#### Work item:
The answer must be the lines from the one that holds "Extract the structured" through the final line of the data, copied exactly, with no pictures.

[Records from a data source]
----

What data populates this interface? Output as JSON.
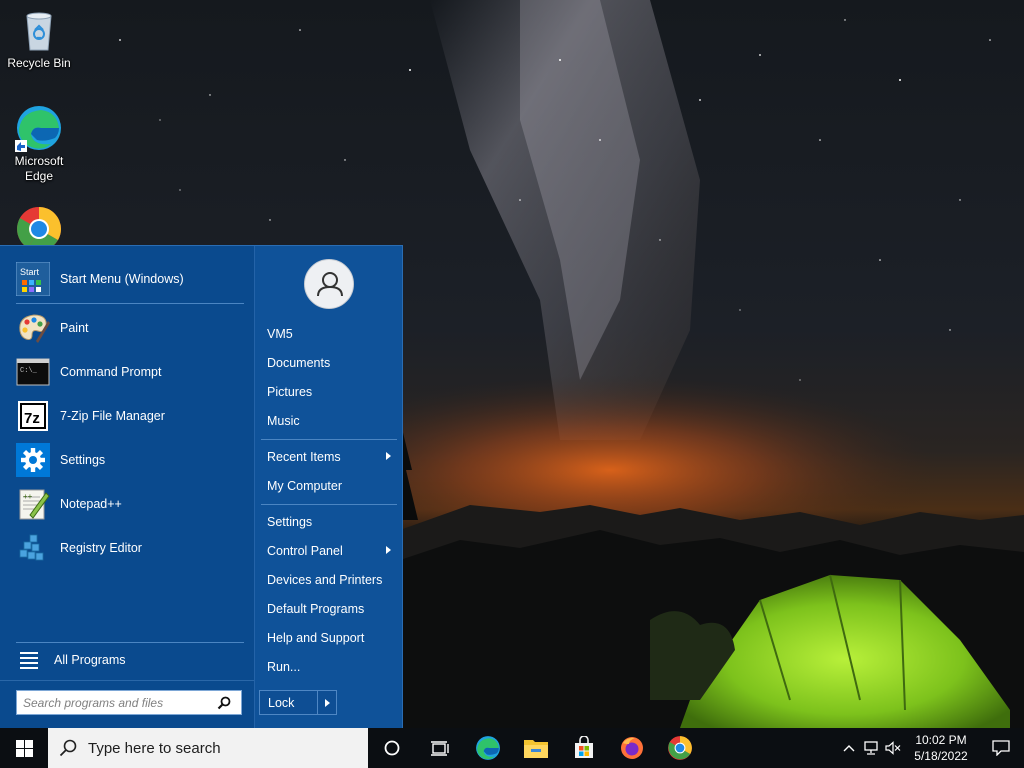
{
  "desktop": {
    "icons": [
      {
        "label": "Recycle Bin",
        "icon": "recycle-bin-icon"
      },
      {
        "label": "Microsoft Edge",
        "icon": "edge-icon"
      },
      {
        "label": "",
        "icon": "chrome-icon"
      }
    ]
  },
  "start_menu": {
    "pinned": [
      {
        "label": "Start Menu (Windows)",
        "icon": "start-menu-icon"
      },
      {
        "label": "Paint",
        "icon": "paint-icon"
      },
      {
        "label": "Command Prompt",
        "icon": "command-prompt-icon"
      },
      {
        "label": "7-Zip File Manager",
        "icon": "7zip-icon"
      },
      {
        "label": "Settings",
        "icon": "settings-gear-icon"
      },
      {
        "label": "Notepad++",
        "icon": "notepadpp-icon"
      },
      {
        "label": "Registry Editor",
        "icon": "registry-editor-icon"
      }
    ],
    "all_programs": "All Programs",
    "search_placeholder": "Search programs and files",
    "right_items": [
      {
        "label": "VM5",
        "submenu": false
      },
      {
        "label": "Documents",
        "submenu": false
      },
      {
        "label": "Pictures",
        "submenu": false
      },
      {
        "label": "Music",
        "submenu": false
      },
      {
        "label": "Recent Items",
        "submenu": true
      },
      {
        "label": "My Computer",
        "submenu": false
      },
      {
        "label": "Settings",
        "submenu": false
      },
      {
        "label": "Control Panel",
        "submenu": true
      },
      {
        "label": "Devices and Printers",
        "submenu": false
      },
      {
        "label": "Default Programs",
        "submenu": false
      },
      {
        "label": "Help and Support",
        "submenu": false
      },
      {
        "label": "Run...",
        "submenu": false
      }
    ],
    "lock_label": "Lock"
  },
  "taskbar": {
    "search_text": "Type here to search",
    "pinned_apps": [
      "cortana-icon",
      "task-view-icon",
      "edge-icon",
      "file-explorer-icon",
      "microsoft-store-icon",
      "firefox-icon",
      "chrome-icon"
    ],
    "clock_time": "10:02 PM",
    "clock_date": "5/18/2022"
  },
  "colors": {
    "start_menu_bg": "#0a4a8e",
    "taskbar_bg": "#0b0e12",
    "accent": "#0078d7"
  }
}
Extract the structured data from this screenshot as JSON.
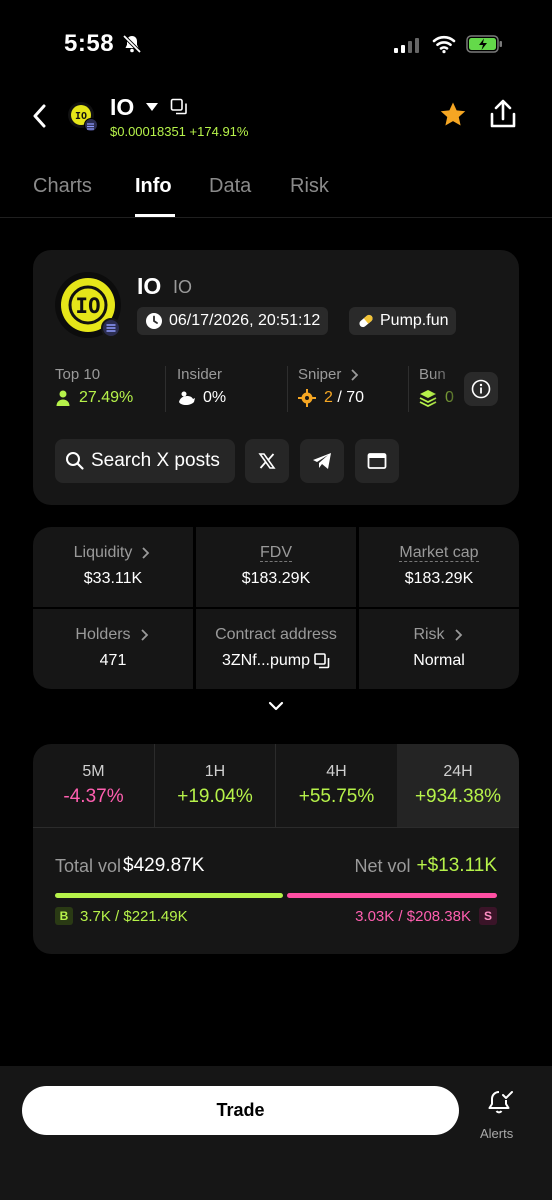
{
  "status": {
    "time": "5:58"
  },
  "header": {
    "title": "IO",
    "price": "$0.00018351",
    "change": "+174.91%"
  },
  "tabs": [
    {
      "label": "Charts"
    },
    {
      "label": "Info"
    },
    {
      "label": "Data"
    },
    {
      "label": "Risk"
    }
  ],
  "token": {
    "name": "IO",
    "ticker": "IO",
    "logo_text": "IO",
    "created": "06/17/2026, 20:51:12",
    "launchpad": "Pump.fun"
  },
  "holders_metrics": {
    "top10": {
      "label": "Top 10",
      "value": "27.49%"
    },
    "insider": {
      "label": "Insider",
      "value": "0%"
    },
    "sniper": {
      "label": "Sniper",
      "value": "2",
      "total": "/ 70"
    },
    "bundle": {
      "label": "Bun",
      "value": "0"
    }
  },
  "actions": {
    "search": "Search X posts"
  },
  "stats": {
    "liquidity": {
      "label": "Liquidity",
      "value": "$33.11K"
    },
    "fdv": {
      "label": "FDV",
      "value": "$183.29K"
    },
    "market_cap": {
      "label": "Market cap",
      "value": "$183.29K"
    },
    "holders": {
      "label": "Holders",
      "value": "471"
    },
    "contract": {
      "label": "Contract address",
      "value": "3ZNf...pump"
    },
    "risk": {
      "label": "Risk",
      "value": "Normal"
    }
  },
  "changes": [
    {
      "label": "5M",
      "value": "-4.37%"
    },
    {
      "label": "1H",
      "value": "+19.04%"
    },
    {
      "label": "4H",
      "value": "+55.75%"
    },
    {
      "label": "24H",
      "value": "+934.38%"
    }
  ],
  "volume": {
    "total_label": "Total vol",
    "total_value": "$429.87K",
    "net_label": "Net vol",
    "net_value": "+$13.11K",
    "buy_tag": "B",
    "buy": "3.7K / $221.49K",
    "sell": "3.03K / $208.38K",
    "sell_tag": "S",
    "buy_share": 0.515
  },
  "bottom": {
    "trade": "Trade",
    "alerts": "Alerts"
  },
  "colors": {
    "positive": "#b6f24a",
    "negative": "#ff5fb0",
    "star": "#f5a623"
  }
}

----

#### Solution to the problem:
Extract the structured data from this screenshot as JSON.
{
  "status": {
    "time": "5:58"
  },
  "header": {
    "title": "IO",
    "price": "$0.00018351",
    "change": "+174.91%"
  },
  "tabs": [
    {
      "label": "Charts"
    },
    {
      "label": "Info"
    },
    {
      "label": "Data"
    },
    {
      "label": "Risk"
    }
  ],
  "token": {
    "name": "IO",
    "ticker": "IO",
    "logo_text": "IO",
    "created": "06/17/2026, 20:51:12",
    "launchpad": "Pump.fun"
  },
  "holders_metrics": {
    "top10": {
      "label": "Top 10",
      "value": "27.49%"
    },
    "insider": {
      "label": "Insider",
      "value": "0%"
    },
    "sniper": {
      "label": "Sniper",
      "value": "2",
      "total": "/ 70"
    },
    "bundle": {
      "label": "Bun",
      "value": "0"
    }
  },
  "actions": {
    "search": "Search X posts"
  },
  "stats": {
    "liquidity": {
      "label": "Liquidity",
      "value": "$33.11K"
    },
    "fdv": {
      "label": "FDV",
      "value": "$183.29K"
    },
    "market_cap": {
      "label": "Market cap",
      "value": "$183.29K"
    },
    "holders": {
      "label": "Holders",
      "value": "471"
    },
    "contract": {
      "label": "Contract address",
      "value": "3ZNf...pump"
    },
    "risk": {
      "label": "Risk",
      "value": "Normal"
    }
  },
  "changes": [
    {
      "label": "5M",
      "value": "-4.37%"
    },
    {
      "label": "1H",
      "value": "+19.04%"
    },
    {
      "label": "4H",
      "value": "+55.75%"
    },
    {
      "label": "24H",
      "value": "+934.38%"
    }
  ],
  "volume": {
    "total_label": "Total vol",
    "total_value": "$429.87K",
    "net_label": "Net vol",
    "net_value": "+$13.11K",
    "buy_tag": "B",
    "buy": "3.7K / $221.49K",
    "sell": "3.03K / $208.38K",
    "sell_tag": "S",
    "buy_share": 0.515
  },
  "bottom": {
    "trade": "Trade",
    "alerts": "Alerts"
  },
  "colors": {
    "positive": "#b6f24a",
    "negative": "#ff5fb0",
    "star": "#f5a623"
  }
}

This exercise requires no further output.